Girl by Jamaica Kincaid
“Girl”, is a short story by the renowned Jamaica Kincaid; a Caribbean author and poet. The story depicts the instructions of how young girls should conduct themselves in public. Young girl’s duties involve responsibilities such as cleaning, cooking as well as societal social behaviors. Kincaid instructs young girls “don’t sing benna on Sundays at all and never in Sunday school”. Kincaid also gives clear knowledge to the young girls that are not responsible for learning and maintaining a conjugal ritual in general. The young girls must know how to cater to the needs of men. Through this poem, Kincaid gives young girls instruction on how to be a lady, feeds the stereotype of being a female, and also empowers young girls to become strong women without becoming a gullible woman. Kincaid writes “Girl” as if she is a mother lecturing her daughter. Throughout the story, instruction is given. “This is how you smile to someone you don’t like too much; this is how to someone you don’t like at all; this is how you smile to someone you like completely” and “this is how to behave in the presence of men who don’t know you very well, and this way they won’t recognize immediately the slut I have warned you against becoming” (Gioia, Kennedy, Backpack Literature 47) .This part of the short story explains how women should act in public by various reasons.
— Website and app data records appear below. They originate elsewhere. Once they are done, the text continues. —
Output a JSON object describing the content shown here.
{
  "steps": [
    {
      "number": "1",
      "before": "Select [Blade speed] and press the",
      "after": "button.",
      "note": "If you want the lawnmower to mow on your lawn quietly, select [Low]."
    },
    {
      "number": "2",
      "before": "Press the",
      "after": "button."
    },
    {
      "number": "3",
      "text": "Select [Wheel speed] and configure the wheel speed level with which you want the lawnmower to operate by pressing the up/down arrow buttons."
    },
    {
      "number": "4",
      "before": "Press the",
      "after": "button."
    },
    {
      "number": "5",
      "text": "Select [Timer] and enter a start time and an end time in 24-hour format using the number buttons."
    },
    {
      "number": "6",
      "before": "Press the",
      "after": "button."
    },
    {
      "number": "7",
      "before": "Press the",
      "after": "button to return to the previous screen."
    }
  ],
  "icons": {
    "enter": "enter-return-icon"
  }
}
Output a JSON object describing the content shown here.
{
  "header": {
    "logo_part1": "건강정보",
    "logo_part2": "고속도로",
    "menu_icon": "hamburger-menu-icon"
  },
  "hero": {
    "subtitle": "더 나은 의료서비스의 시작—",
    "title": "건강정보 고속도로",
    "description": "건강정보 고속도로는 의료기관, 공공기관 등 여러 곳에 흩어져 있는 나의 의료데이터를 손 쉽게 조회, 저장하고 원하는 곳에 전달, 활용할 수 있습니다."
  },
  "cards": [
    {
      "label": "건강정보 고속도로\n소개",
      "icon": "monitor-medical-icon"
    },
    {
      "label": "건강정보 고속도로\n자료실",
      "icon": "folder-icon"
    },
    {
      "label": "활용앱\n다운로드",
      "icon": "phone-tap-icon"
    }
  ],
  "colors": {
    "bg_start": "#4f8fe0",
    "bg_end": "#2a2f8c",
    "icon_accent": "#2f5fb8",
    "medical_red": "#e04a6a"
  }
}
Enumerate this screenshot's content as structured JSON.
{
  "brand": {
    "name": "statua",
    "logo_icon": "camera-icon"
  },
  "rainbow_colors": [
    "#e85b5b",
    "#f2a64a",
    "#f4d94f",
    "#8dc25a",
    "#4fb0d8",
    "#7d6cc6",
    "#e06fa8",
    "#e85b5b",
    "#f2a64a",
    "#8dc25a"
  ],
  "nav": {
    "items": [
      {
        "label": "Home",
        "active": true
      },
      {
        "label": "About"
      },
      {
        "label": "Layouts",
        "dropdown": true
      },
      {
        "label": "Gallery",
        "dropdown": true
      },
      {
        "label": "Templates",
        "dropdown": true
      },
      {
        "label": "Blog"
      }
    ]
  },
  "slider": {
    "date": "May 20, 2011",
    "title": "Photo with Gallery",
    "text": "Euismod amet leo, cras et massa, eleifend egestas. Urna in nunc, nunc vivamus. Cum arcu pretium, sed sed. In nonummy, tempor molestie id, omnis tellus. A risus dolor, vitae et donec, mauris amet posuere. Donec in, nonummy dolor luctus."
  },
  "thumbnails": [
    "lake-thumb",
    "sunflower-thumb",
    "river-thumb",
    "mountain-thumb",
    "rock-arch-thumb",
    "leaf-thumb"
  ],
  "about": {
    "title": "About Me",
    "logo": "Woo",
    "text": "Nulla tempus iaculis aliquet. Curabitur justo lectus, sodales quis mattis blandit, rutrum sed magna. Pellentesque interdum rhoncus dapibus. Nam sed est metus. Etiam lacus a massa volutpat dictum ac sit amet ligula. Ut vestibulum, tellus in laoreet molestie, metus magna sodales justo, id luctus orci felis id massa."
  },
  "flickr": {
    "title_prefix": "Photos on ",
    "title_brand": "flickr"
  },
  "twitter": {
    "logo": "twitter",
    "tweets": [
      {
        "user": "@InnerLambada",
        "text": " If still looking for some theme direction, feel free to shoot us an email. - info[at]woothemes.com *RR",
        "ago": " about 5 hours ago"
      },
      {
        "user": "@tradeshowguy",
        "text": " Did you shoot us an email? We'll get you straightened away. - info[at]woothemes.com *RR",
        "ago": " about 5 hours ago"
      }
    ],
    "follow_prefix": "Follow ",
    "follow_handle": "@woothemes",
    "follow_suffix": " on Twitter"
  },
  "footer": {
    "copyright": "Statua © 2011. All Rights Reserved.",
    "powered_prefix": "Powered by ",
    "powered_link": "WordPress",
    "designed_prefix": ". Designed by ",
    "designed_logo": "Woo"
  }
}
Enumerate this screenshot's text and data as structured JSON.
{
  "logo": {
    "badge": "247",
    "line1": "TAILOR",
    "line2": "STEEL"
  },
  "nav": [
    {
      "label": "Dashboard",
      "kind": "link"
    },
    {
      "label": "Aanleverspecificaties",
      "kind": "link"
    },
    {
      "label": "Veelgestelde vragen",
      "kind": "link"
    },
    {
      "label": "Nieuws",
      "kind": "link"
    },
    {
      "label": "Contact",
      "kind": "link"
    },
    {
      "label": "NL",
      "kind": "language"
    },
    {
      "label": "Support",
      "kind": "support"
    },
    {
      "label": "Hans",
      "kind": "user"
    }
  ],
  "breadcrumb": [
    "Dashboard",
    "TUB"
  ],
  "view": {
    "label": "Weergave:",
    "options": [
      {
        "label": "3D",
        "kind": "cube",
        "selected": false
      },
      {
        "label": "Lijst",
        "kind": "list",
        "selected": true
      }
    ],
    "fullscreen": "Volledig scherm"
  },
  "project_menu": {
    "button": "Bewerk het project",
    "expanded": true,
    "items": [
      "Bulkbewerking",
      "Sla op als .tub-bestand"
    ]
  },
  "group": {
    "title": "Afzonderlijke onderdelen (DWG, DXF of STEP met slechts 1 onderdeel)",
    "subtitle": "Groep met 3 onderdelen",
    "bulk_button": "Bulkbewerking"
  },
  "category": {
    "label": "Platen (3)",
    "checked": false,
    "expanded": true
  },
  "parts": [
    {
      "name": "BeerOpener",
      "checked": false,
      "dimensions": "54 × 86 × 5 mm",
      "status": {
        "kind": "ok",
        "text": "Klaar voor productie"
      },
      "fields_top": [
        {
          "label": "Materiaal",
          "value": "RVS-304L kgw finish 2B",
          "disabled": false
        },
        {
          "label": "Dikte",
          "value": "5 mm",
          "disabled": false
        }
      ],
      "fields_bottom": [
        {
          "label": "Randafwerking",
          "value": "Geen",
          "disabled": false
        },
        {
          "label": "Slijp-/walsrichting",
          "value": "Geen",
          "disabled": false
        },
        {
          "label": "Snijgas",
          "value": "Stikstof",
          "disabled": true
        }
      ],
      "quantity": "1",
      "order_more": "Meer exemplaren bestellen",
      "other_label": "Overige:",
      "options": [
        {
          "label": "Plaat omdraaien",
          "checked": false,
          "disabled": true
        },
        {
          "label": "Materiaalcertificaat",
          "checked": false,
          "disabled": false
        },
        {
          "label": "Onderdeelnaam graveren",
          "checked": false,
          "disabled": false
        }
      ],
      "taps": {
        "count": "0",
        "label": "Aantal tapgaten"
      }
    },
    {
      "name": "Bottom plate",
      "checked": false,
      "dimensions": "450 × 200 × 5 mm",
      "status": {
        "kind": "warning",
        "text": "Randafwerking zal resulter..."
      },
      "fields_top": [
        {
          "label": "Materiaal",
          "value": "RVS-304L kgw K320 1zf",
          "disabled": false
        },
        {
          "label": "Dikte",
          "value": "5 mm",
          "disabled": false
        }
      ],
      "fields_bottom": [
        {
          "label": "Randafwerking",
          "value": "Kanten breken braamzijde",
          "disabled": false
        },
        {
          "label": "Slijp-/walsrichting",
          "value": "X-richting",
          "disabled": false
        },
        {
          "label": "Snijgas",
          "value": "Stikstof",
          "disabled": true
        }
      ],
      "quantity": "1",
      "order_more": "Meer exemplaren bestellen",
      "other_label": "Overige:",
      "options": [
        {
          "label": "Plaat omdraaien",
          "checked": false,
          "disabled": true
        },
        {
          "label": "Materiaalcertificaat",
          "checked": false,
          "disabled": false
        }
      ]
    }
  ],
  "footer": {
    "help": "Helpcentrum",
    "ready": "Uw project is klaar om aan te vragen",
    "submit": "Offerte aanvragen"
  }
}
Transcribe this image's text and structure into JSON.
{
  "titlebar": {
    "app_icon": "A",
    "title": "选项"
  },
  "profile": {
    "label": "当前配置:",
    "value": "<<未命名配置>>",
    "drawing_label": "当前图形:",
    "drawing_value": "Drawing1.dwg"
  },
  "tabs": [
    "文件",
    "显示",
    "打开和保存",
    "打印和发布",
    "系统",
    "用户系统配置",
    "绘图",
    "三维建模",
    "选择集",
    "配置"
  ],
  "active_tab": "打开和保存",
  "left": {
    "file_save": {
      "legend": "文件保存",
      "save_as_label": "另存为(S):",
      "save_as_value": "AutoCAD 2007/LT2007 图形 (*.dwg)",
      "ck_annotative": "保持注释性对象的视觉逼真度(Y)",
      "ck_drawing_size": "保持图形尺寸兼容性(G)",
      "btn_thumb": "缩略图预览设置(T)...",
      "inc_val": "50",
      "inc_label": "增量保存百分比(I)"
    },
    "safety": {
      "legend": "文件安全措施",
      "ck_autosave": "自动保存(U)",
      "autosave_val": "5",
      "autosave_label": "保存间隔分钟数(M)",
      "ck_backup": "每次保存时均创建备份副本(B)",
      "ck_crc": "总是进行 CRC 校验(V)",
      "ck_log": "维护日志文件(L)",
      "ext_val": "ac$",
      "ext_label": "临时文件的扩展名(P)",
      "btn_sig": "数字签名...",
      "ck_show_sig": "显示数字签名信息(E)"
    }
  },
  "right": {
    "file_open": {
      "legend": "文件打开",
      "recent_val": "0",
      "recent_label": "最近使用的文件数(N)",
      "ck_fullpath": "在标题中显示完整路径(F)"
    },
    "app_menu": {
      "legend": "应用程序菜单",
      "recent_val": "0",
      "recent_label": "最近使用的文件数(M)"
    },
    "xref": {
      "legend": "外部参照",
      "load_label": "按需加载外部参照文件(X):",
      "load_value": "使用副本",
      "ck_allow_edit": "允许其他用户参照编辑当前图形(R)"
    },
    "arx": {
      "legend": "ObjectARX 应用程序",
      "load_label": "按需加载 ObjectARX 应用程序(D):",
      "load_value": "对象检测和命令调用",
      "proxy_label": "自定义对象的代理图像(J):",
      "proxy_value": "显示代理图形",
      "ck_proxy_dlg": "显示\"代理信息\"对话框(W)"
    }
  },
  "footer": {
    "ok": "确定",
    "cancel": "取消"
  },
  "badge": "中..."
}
Kincaid is trying to instruct young girls on how to handle different situations in the appropriate ways. Kincaid looks for many ways to instruct young girl in the right direction. She tells the young girls what not to do and what to do; she clearly states what young girls should take part of in life. She intends the advice to both help her daughter and scold her at the same time. Kincaid uses semicolons to separate the disapproves and words of wisdom but often repeats herself, especially to warn her daughter against becoming a “slut.” For example, she states “this is how to bully a man; this is how a...
Please join StudyMode to read the full document